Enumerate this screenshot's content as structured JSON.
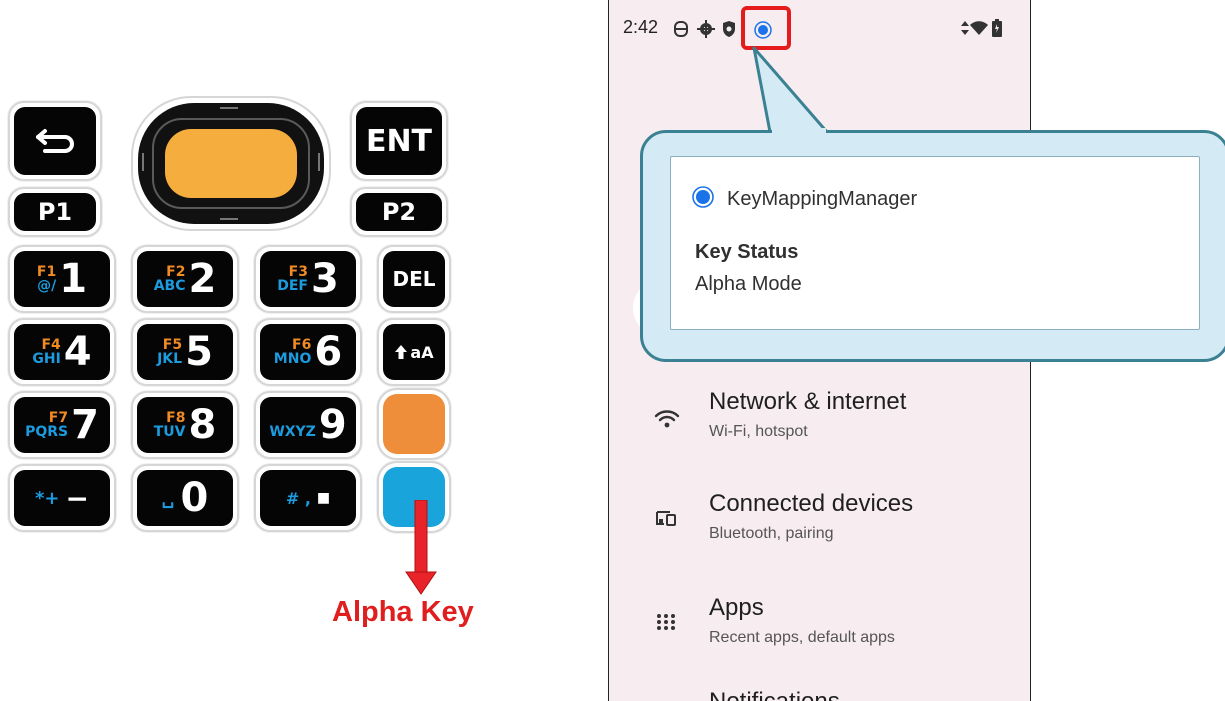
{
  "keypad": {
    "back_icon": "back-arrow-icon",
    "ent": "ENT",
    "p1": "P1",
    "p2": "P2",
    "del": "DEL",
    "shift_text": "aA",
    "keys": [
      {
        "fn": "F1",
        "letters": "@/",
        "num": "1"
      },
      {
        "fn": "F2",
        "letters": "ABC",
        "num": "2"
      },
      {
        "fn": "F3",
        "letters": "DEF",
        "num": "3"
      },
      {
        "fn": "F4",
        "letters": "GHI",
        "num": "4"
      },
      {
        "fn": "F5",
        "letters": "JKL",
        "num": "5"
      },
      {
        "fn": "F6",
        "letters": "MNO",
        "num": "6"
      },
      {
        "fn": "F7",
        "letters": "PQRS",
        "num": "7"
      },
      {
        "fn": "F8",
        "letters": "TUV",
        "num": "8"
      },
      {
        "fn": "",
        "letters": "WXYZ",
        "num": "9"
      }
    ],
    "bottom": {
      "k1_sym": "*+",
      "k1_main": "−",
      "k2_sym": "␣",
      "k2_main": "0",
      "k3_sym": "# ,",
      "k3_main": "■"
    },
    "colors": {
      "scan": "#f5ad3d",
      "orange_key": "#ee8d3a",
      "blue_key": "#19a5dc",
      "arrow": "#e8242a"
    }
  },
  "annotation": {
    "alpha_label": "Alpha Key"
  },
  "phone": {
    "status_time": "2:42",
    "notification": {
      "app_name": "KeyMappingManager",
      "title": "Key Status",
      "text": "Alpha Mode"
    },
    "settings": [
      {
        "icon": "wifi-icon",
        "title": "Network & internet",
        "subtitle": "Wi-Fi, hotspot"
      },
      {
        "icon": "connected-devices-icon",
        "title": "Connected devices",
        "subtitle": "Bluetooth, pairing"
      },
      {
        "icon": "apps-icon",
        "title": "Apps",
        "subtitle": "Recent apps, default apps"
      },
      {
        "icon": "",
        "title": "Notifications",
        "subtitle": ""
      }
    ]
  }
}
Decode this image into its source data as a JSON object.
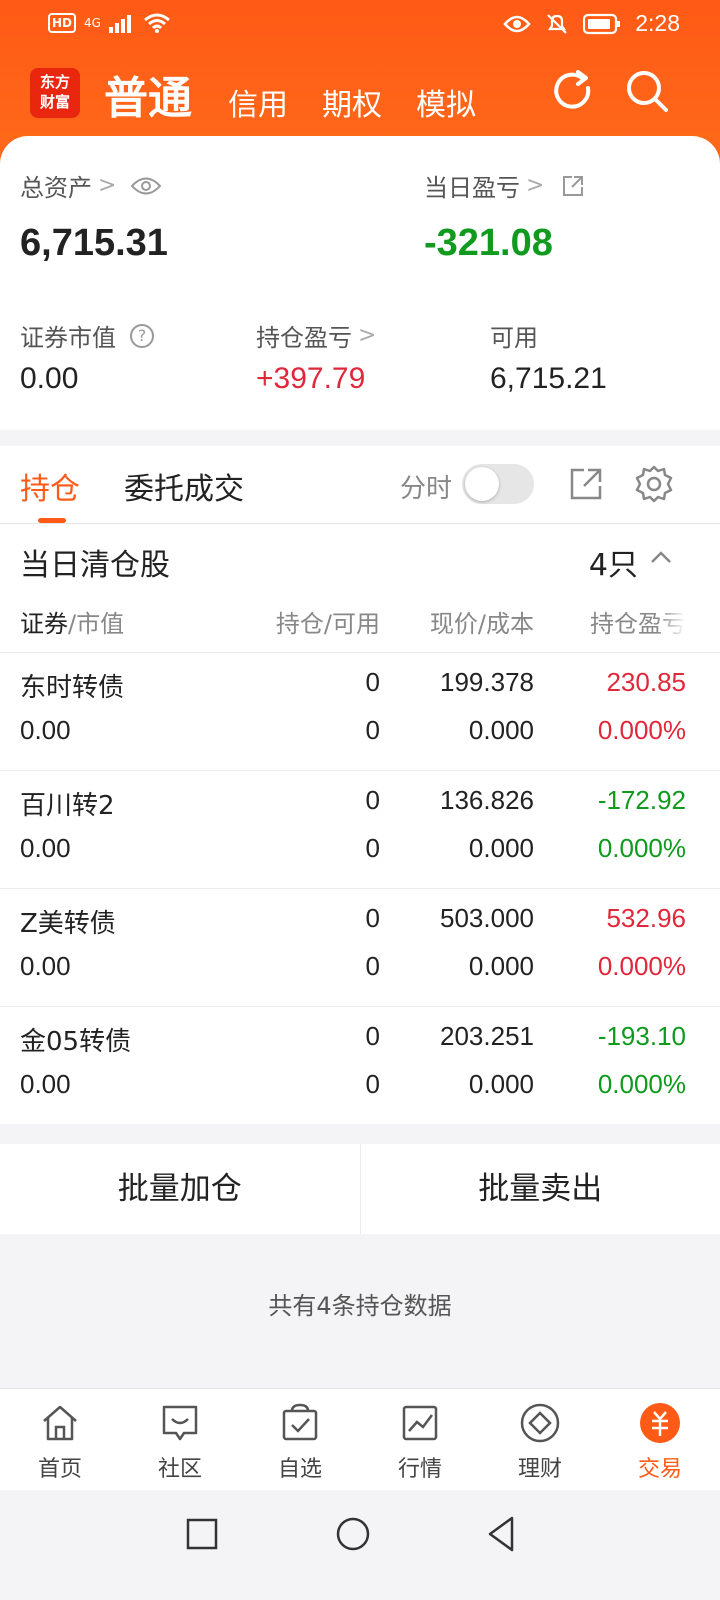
{
  "status_bar": {
    "hd": "HD",
    "network": "4G",
    "time": "2:28"
  },
  "brand": {
    "logo_line1": "东方",
    "logo_line2": "财富"
  },
  "top_tabs": {
    "active": "普通",
    "credit": "信用",
    "options": "期权",
    "simulate": "模拟"
  },
  "summary": {
    "total_assets_label": "总资产",
    "total_assets_value": "6,715.31",
    "daily_pnl_label": "当日盈亏",
    "daily_pnl_value": "-321.08",
    "market_value_label": "证券市值",
    "market_value": "0.00",
    "holding_pnl_label": "持仓盈亏",
    "holding_pnl_value": "+397.79",
    "available_label": "可用",
    "available_value": "6,715.21"
  },
  "tabs": {
    "holdings": "持仓",
    "orders": "委托成交",
    "intraday": "分时"
  },
  "section": {
    "title": "当日清仓股",
    "count": "4只"
  },
  "columns": {
    "security": "证券",
    "market_value": "/市值",
    "position": "持仓/可用",
    "price": "现价/成本",
    "pnl": "持仓盈亏"
  },
  "positions": [
    {
      "name": "东时转债",
      "value": "0.00",
      "qty": "0",
      "avail": "0",
      "price": "199.378",
      "cost": "0.000",
      "pnl": "230.85",
      "pct": "0.000%",
      "color": "#e0283a"
    },
    {
      "name": "百川转2",
      "value": "0.00",
      "qty": "0",
      "avail": "0",
      "price": "136.826",
      "cost": "0.000",
      "pnl": "-172.92",
      "pct": "0.000%",
      "color": "#109a1e"
    },
    {
      "name": "Z美转债",
      "value": "0.00",
      "qty": "0",
      "avail": "0",
      "price": "503.000",
      "cost": "0.000",
      "pnl": "532.96",
      "pct": "0.000%",
      "color": "#e0283a"
    },
    {
      "name": "金05转债",
      "value": "0.00",
      "qty": "0",
      "avail": "0",
      "price": "203.251",
      "cost": "0.000",
      "pnl": "-193.10",
      "pct": "0.000%",
      "color": "#109a1e"
    }
  ],
  "batch": {
    "add": "批量加仓",
    "sell": "批量卖出"
  },
  "footer_note": "共有4条持仓数据",
  "bottom_nav": [
    {
      "label": "首页",
      "icon": "home-icon"
    },
    {
      "label": "社区",
      "icon": "community-icon"
    },
    {
      "label": "自选",
      "icon": "watchlist-icon"
    },
    {
      "label": "行情",
      "icon": "market-icon"
    },
    {
      "label": "理财",
      "icon": "wealth-icon"
    },
    {
      "label": "交易",
      "icon": "trade-icon"
    }
  ],
  "colors": {
    "brand": "#ff5a16",
    "up": "#e0283a",
    "down": "#109a1e"
  }
}
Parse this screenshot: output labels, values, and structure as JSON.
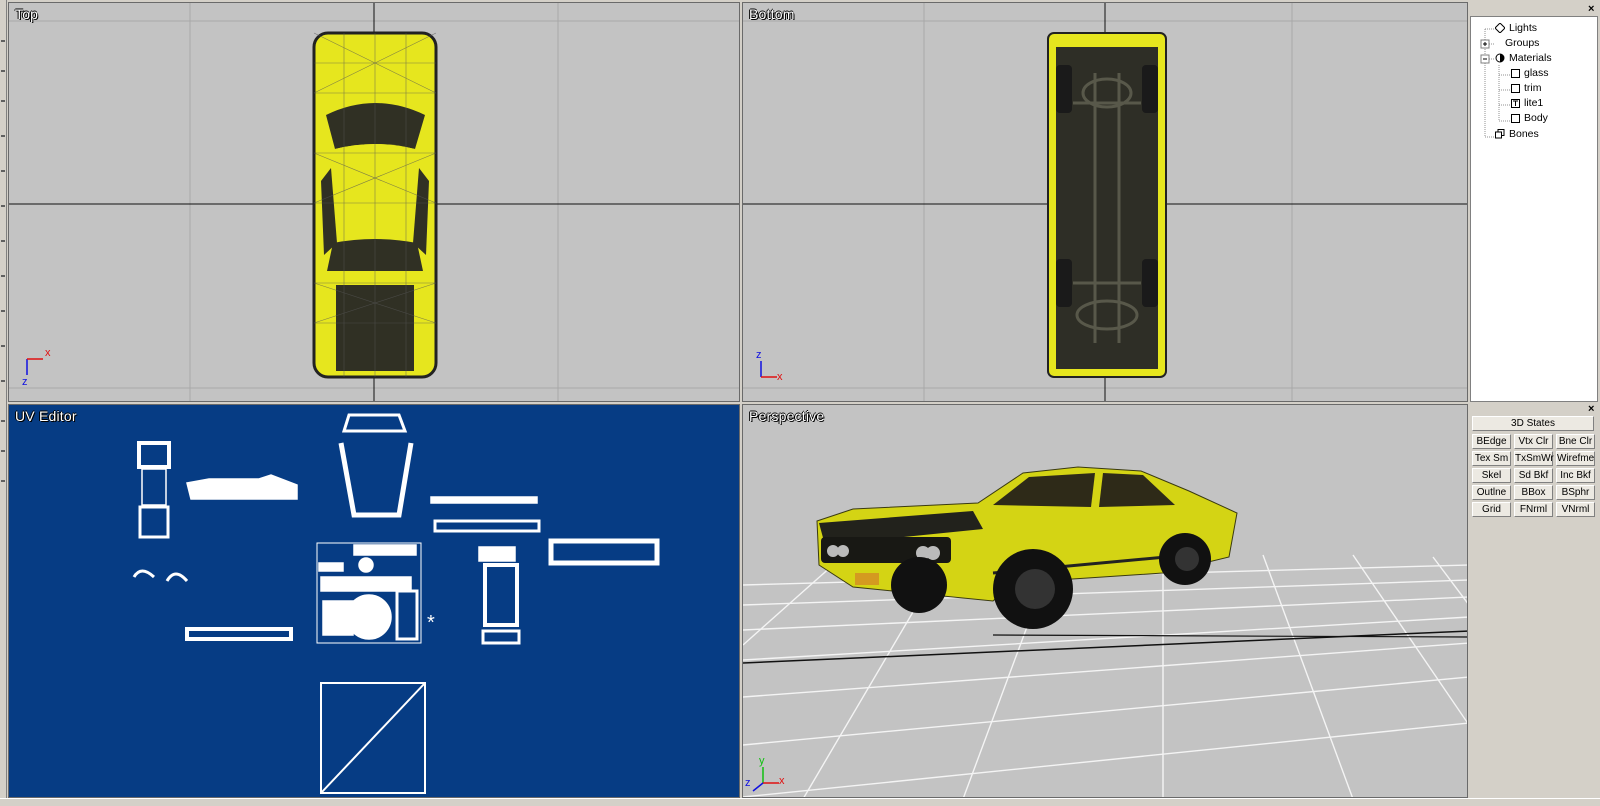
{
  "viewports": {
    "top": {
      "label": "Top"
    },
    "bottom": {
      "label": "Bottom"
    },
    "uv": {
      "label": "UV Editor"
    },
    "perspective": {
      "label": "Perspective"
    }
  },
  "axes": {
    "x": "x",
    "y": "y",
    "z": "z"
  },
  "tree": {
    "items": [
      {
        "label": "Lights",
        "icon": "light-icon"
      },
      {
        "label": "Groups",
        "icon": "group-icon"
      },
      {
        "label": "Materials",
        "icon": "material-icon"
      },
      {
        "label": "glass",
        "icon": "material-swatch-icon"
      },
      {
        "label": "trim",
        "icon": "material-swatch-icon"
      },
      {
        "label": "lite1",
        "icon": "texture-icon"
      },
      {
        "label": "Body",
        "icon": "material-swatch-icon"
      },
      {
        "label": "Bones",
        "icon": "bone-icon"
      }
    ]
  },
  "states": {
    "title": "3D States",
    "buttons": [
      "BEdge",
      "Vtx Clr",
      "Bne Clr",
      "Tex Sm",
      "TxSmWr",
      "Wirefme",
      "Skel",
      "Sd Bkf",
      "Inc Bkf",
      "Outlne",
      "BBox",
      "BSphr",
      "Grid",
      "FNrml",
      "VNrml"
    ]
  },
  "colors": {
    "viewport_bg": "#c3c3c3",
    "uv_bg": "#063c84",
    "car_yellow": "#e6e61e",
    "axis_x": "#e01010",
    "axis_y": "#10c010",
    "axis_z": "#1010e0"
  }
}
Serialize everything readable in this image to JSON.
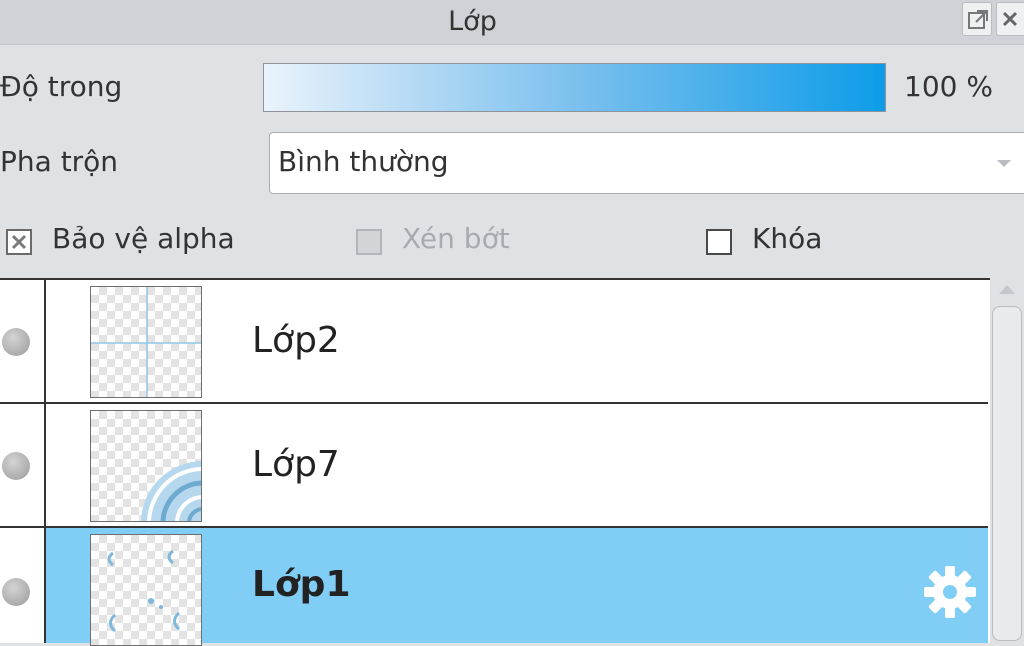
{
  "panel": {
    "title": "Lớp"
  },
  "opacity": {
    "label": "Độ trong",
    "value_text": "100 %",
    "fraction": 1.0
  },
  "blend": {
    "label": "Pha trộn",
    "value": "Bình thường"
  },
  "options": {
    "protect_alpha": {
      "label": "Bảo vệ alpha",
      "checked": true,
      "enabled": true
    },
    "clip": {
      "label": "Xén bớt",
      "checked": false,
      "enabled": false
    },
    "lock": {
      "label": "Khóa",
      "checked": false,
      "enabled": true
    }
  },
  "layers": [
    {
      "name": "Lớp2",
      "selected": false,
      "thumbnail": "crosshair-guides"
    },
    {
      "name": "Lớp7",
      "selected": false,
      "thumbnail": "blue-ripple-corner"
    },
    {
      "name": "Lớp1",
      "selected": true,
      "thumbnail": "blue-scribbles"
    }
  ],
  "colors": {
    "selected_row": "#80cef5",
    "accent_blue": "#0d9ce8"
  }
}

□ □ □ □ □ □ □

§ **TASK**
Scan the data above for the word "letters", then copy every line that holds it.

§ **OUTPUT OF THE TASK**
        "letters": "@/",
        "letters": "ABC",
        "letters": "DEF",
        "letters": "GHI",
        "letters": "JKL",
        "letters": "MNO",
        "letters": "PQRS",
        "letters": "TUV",
        "letters": "WXYZ",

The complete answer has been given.